By Dirk Sonniksen | April 30, 2010
Director: Roger Kumble
Writer(s): Michael Cames, Josh Gilbert
Starring: Brendan Fraser, Brooke Shields, Matt Prokop
Dan Sanders (Brendan Fraser) is a real estate developer relocated for one year to the Oregon wilderness by his employer, Lyman Industries, a supposedly green company building a new subdivision in an sleepy town. Dan has completely bought into the green vibe of his employer, and believes he is doing some good for these country folk, but the animals that inhabit the forest know better. In fact, Neal Lyman, head of Lyman Industries, is planning a much bigger project that involves decimating the habitat of the little critters dwelling happily in the forest. The animals go helter skelter on Dan, and the torture and humiliating ensues with Dan bearing the full brunt of their animal wrath. Dan takes all that the animals can dish out and plays dumb through virtually the entire movie until he finally sees the light, and all is happy and joyful.
To call Furry Vengeance a fun movie for the kids would be doing children everywhere a great disservice. It’s certainly marketed to kids, but I found very few children laughing throughout the movie, probably because they were being subjected to this tired, worn slapstick over and over again. Hey kids, that guy just got racked! Look, there’s a car that looks like it’s going to go over a cliff, but then doesn’t, but then does! Look, a guy wearing women’s clothing that are much too small for him! Animals attacking people—and on and on and on. If you’re an adult, and you find Furry Vengeance entertaining, well, I’m sorry, but you are easily entertained.
This is a film that seems to be pushing some sort of environmental message, but there’s not enough meaning to hit home. In fact, the message itself is simply a ploy to showcase a handful of reaction shots by pissed off animals that grunt and snicker throughout a film that can’t hold up. If Furry Vengeance actually focused more on the animals and less on the cast, there might have been something redeeming about the film.
On the acting front, it’s difficult to understand why Brendan Fraser continues to torture not only his audience but himself with these films (see Dudley Do-Right, George of the Jungle, and Monkeybone). Mr. Fraser had me at Gods and Monsters, and while I can appreciate his flare for adventure films, his continued forays into these wacky kids films are a mystery. As for Brooke Shields, I have no idea. I’m assuming some series she was in got cancelled, and Furry Vengeance was a paycheck. You’ll also find a few of the Comedy Central troupe making an appearance, with Samantha Bee being the only highpoint in the film for me.

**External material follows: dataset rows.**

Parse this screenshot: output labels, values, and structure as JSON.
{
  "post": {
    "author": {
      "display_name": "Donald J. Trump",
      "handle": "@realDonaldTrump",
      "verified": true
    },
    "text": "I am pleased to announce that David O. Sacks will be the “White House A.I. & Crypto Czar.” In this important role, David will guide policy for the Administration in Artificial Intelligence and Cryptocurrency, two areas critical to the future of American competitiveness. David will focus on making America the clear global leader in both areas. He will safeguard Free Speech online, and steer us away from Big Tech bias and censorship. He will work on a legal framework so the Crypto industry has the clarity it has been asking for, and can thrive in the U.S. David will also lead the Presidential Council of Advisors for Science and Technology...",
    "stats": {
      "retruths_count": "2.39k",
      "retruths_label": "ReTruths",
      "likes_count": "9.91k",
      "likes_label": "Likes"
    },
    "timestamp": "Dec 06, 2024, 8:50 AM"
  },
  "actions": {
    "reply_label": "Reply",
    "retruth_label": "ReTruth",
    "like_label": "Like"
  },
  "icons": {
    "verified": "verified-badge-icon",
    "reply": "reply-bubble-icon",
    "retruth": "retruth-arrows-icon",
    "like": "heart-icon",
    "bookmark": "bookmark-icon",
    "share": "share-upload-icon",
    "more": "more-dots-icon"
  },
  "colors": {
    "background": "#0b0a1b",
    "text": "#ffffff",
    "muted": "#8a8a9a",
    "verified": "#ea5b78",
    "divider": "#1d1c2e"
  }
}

Furry Vengeance is a failure—a very furry failure. I’m sure Brendan Fraser will continue to pepper his resume with little gems like The Quiet American, but unfortunately he’ll always be a tough pill to swallow when he continues to pick up films that ultimately end up straight-to-video nightmares. Furry Vengeance used every gimmick imaginable to draw in an audience, but ultimately it was a disappointment. Perhaps films like these could do with a bit of intelligent dialogue and fewer cheap laughs to try and fill theaters. They might have enough material to make for a great trailer, but the trailer itself won’t bring in the almighty dollar once word-of-mouth begins to spread.